Sockington the Cat, who has nearly 1.5million Twitter followers, has tweeted nearly 8,000 times.

Boo, a dog on Facebook liked by nearly 1.4million people is officially categorised as a ‘Public figure’. He is shortly to be the subject of a book to be published entitled “Boo: the Life of the World’s Cutest Dog”.

A recent study commissioned by PetPlan also suggested that social netwoofing is on the rise with owners joining dedicated sites with names such as Critter, Catster and Doggie Dating. Others have also set up entire websites devoted to their pets; letting the cat get their tongue to broadcast the details of their little lives.

Growing and expanding business YummyPets, based in Bordeaux France, blends Facebook-like profiles for animals with services for pet owners, classified ads, vet appointment management and discussion forums around animal breeds. It’s big business; the company employs 20 staff (21 if you include Leo the cat, who is fondly considered a co-founder and mascot) and has 150,000 members. It is free to use and is supported commercially with around £1.3m of classified ads and other brand-based promotions.

But as Facebook was created for humans, what do those at the top of the empire think of this growing trend? Pet owners say it’s all in good fun, but some may not realize they are violating Facebook’s terms and conditions.

“People on Facebook want to interact with their real friends and the people they know in the real world,” Facebook spokesperson Winnie Ko wrote in an e-mail to reporters at news channel CNN. “Since accounts that impersonate anyone or anything can damage the integrity of this environment, Facebook doesn’t allow fake profiles for pets”.

Justin Smith, founder of the blog Inside Facebook, says it’s not so much about the pets but the practice of assuming a false identity that “hurts the quality of communication” on the popular site, which has more than 1.6 billion monthly active users. “There are many places online where people assume identities of either people or, in some cases, pets. It’s something we’ve seen with a lot of the first-generation social networks on the web,” Smith said.

Instead of joining Facebook, pet owners might consider joining a social network specifically for pets, he said. Among them are Critterscorner.ning.com, Catster.com, Dogster.com and myDogspace.com. There’s even one for rabbits: BunSpace.

Jessica Frey, who operates a Facebook page on behalf of her rabbit Nestle, is aware of pet-centric networking sites such as BunSpace. But she says it’s hard to make the switch after investing so much time in one social network and notes that Nestle has more than 1,000 friends on Facebook; most of them furry.

So for now Social Petworking is proving to be the dark horse of the internet world providing increasing advertising revenue or new avenues of business and users are defying the rules and staying pawsitive about the future of social petworking.
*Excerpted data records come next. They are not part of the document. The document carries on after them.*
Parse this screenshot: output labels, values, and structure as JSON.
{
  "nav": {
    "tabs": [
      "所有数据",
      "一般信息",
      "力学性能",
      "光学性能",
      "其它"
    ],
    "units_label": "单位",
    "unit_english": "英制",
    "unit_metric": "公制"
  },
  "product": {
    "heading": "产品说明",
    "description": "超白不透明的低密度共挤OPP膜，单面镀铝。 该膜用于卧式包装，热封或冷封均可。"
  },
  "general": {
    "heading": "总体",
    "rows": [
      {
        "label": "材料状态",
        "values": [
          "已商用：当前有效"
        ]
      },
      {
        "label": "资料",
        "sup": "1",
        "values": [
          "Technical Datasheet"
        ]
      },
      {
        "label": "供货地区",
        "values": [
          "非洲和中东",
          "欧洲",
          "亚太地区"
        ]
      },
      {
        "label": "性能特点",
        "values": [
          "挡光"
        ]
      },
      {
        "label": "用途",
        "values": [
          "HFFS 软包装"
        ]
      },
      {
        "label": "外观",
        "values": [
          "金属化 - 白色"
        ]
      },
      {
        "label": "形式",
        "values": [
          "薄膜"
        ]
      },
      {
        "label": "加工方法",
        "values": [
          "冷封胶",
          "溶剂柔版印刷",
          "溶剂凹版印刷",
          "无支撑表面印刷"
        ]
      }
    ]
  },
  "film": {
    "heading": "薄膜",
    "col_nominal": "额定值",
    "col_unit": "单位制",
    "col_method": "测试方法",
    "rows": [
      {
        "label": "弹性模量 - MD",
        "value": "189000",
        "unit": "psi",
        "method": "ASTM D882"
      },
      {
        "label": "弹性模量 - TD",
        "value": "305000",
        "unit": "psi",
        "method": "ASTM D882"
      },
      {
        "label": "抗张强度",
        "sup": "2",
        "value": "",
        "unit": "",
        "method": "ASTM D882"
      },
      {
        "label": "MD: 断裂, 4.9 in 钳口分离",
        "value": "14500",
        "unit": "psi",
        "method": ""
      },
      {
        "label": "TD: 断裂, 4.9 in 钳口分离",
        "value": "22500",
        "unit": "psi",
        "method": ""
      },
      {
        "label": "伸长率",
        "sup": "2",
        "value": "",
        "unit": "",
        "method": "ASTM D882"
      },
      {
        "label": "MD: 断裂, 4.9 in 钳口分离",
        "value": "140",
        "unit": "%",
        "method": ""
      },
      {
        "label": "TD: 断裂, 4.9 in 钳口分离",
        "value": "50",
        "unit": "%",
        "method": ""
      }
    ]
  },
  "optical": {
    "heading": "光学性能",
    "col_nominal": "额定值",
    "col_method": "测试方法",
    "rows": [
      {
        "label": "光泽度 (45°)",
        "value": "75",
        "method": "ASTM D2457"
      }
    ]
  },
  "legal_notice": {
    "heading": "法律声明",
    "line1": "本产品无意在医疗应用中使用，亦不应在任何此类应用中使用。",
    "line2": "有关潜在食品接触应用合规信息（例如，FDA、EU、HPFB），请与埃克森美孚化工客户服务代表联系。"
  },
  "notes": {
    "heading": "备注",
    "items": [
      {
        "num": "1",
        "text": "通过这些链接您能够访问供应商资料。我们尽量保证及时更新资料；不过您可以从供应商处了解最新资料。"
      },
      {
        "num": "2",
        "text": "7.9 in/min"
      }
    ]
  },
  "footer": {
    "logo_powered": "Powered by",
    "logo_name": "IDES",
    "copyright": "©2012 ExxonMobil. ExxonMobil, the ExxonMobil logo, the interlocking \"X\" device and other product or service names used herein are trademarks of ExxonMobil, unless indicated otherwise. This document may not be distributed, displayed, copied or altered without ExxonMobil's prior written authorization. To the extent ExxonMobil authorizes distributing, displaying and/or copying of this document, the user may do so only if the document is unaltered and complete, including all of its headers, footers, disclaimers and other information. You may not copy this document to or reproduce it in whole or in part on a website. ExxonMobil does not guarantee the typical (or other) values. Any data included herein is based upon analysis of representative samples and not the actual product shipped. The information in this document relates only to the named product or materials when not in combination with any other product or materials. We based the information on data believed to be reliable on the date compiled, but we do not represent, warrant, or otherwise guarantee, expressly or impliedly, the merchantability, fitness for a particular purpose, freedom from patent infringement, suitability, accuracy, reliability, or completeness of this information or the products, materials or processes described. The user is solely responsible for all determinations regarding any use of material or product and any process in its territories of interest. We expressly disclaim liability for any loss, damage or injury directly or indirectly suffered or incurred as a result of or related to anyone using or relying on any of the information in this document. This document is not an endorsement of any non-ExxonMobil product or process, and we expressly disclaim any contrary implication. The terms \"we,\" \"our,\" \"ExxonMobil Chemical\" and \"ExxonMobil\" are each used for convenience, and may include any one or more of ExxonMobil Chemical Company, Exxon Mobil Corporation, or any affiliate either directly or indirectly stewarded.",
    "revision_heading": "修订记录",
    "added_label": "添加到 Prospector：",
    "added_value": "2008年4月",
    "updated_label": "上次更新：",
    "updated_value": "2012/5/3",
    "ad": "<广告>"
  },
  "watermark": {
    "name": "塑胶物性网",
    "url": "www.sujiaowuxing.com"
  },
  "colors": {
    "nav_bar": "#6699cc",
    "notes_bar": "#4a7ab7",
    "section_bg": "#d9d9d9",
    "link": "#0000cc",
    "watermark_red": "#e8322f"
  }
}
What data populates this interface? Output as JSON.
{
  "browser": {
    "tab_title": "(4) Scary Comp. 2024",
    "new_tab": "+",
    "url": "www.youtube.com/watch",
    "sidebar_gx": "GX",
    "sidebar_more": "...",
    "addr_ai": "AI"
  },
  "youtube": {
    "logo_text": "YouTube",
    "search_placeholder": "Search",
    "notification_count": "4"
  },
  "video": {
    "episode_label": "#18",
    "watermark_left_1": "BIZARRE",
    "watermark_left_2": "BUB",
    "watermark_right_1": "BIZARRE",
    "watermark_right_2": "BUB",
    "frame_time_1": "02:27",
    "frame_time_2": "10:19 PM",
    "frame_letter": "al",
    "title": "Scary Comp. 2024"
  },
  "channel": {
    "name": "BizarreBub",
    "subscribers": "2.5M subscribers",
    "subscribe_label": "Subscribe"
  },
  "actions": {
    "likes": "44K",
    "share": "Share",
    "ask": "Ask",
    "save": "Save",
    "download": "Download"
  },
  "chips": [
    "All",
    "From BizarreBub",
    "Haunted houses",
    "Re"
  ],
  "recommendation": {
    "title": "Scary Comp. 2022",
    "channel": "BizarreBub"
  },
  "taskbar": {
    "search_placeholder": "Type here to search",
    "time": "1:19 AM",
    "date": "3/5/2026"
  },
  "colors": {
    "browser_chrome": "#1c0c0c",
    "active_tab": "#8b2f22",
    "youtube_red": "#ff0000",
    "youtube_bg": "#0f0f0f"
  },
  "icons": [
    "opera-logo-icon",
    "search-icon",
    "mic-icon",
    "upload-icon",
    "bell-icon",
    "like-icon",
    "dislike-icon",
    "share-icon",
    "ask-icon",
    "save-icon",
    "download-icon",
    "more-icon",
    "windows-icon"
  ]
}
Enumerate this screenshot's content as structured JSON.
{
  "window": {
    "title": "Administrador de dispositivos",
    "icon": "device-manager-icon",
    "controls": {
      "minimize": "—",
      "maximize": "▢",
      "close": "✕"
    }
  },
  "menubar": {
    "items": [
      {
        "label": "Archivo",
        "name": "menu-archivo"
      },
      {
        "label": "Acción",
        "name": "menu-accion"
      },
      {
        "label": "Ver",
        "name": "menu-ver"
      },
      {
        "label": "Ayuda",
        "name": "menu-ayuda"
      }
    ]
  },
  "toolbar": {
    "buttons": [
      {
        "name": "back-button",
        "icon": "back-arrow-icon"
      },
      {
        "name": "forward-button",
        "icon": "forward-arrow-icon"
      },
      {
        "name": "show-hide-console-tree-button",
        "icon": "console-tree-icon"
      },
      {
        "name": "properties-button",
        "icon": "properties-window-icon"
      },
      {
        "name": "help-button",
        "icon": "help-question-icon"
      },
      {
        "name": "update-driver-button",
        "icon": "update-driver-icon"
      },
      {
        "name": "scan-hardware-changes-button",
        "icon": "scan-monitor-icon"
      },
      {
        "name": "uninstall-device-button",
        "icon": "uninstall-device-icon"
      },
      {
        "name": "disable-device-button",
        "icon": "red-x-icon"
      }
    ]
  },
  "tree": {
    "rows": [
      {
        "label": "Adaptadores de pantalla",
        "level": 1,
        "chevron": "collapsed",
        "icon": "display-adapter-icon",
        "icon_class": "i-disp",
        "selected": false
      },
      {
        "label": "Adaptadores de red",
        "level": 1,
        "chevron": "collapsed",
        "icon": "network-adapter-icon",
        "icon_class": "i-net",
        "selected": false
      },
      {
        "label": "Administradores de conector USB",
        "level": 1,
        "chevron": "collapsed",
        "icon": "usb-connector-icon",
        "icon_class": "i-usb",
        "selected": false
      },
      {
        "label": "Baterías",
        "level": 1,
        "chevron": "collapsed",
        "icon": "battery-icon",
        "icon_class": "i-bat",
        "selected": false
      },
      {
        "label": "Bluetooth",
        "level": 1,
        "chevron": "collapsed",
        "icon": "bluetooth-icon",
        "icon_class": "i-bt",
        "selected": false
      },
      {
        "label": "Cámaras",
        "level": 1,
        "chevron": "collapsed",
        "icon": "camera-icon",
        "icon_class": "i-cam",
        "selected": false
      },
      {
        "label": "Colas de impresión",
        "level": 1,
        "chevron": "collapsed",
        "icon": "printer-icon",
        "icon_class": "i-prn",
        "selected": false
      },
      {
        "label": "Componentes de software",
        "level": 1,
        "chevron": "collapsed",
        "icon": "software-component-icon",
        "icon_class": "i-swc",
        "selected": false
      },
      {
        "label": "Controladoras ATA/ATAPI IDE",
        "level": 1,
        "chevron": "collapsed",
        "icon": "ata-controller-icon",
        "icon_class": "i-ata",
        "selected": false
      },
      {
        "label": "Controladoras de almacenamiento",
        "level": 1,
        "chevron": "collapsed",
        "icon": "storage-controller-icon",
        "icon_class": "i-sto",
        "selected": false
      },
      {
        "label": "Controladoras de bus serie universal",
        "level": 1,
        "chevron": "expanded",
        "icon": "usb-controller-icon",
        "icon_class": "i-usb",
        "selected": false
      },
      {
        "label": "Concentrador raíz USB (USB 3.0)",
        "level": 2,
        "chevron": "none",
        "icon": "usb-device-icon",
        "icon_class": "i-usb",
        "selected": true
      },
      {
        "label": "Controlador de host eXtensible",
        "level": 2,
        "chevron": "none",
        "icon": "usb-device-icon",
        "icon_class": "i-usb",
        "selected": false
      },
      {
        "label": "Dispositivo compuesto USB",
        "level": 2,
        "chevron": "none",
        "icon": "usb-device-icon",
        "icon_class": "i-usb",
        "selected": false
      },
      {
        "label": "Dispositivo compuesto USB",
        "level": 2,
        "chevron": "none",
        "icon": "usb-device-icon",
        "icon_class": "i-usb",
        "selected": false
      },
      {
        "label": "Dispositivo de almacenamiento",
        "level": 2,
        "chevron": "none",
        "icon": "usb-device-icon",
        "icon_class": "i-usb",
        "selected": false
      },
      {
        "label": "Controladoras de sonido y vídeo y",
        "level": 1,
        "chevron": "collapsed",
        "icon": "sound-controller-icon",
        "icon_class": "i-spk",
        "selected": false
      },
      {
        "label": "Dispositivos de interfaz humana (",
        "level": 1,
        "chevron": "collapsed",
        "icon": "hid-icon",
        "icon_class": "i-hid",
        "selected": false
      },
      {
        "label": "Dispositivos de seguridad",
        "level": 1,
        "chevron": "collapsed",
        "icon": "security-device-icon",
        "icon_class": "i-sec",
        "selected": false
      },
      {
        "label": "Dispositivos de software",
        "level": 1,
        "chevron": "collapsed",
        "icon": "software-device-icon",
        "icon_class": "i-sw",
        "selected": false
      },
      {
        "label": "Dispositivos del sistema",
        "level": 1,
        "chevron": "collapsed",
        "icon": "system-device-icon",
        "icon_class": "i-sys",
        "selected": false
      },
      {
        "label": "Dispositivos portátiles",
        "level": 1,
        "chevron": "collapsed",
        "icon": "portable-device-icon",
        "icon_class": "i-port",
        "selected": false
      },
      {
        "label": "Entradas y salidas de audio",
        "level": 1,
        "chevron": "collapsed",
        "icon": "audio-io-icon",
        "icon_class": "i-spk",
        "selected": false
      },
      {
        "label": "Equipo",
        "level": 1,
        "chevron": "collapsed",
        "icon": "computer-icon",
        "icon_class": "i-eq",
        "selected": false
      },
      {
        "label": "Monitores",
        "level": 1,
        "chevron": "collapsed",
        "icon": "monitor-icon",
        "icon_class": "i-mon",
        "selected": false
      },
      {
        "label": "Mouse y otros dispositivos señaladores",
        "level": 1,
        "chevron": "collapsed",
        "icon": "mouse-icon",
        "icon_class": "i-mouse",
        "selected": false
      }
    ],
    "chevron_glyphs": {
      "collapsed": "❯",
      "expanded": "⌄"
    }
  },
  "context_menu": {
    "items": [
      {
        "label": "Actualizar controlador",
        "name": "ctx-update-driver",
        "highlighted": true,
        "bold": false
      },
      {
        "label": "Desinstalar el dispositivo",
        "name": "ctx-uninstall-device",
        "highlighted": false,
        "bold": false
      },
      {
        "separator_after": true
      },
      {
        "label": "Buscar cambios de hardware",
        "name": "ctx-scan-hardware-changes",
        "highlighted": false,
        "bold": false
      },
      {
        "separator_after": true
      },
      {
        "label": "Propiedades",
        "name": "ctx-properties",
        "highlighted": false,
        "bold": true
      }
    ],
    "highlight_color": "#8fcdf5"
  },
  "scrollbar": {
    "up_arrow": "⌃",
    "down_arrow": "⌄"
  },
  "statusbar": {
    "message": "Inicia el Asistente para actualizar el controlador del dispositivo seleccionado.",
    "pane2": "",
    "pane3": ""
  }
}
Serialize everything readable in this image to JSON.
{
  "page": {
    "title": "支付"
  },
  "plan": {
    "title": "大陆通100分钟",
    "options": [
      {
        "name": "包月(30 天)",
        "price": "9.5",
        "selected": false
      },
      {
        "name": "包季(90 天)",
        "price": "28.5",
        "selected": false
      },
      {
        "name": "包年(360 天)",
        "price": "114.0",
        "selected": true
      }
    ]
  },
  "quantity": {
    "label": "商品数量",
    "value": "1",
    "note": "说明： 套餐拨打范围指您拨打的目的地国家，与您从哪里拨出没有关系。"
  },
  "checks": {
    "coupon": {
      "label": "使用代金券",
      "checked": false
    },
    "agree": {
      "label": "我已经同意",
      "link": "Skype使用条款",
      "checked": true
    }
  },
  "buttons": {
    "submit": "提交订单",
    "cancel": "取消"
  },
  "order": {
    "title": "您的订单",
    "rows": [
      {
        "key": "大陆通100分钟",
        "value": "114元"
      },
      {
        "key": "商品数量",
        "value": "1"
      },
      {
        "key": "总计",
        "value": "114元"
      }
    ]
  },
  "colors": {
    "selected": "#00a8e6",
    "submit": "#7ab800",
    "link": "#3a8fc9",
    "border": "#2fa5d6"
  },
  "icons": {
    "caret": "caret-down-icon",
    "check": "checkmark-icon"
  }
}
– Bracken Vernon-Jelier is our lovely PR Director, any thoughts on this post or have a PR query? Why not contact her via Twitter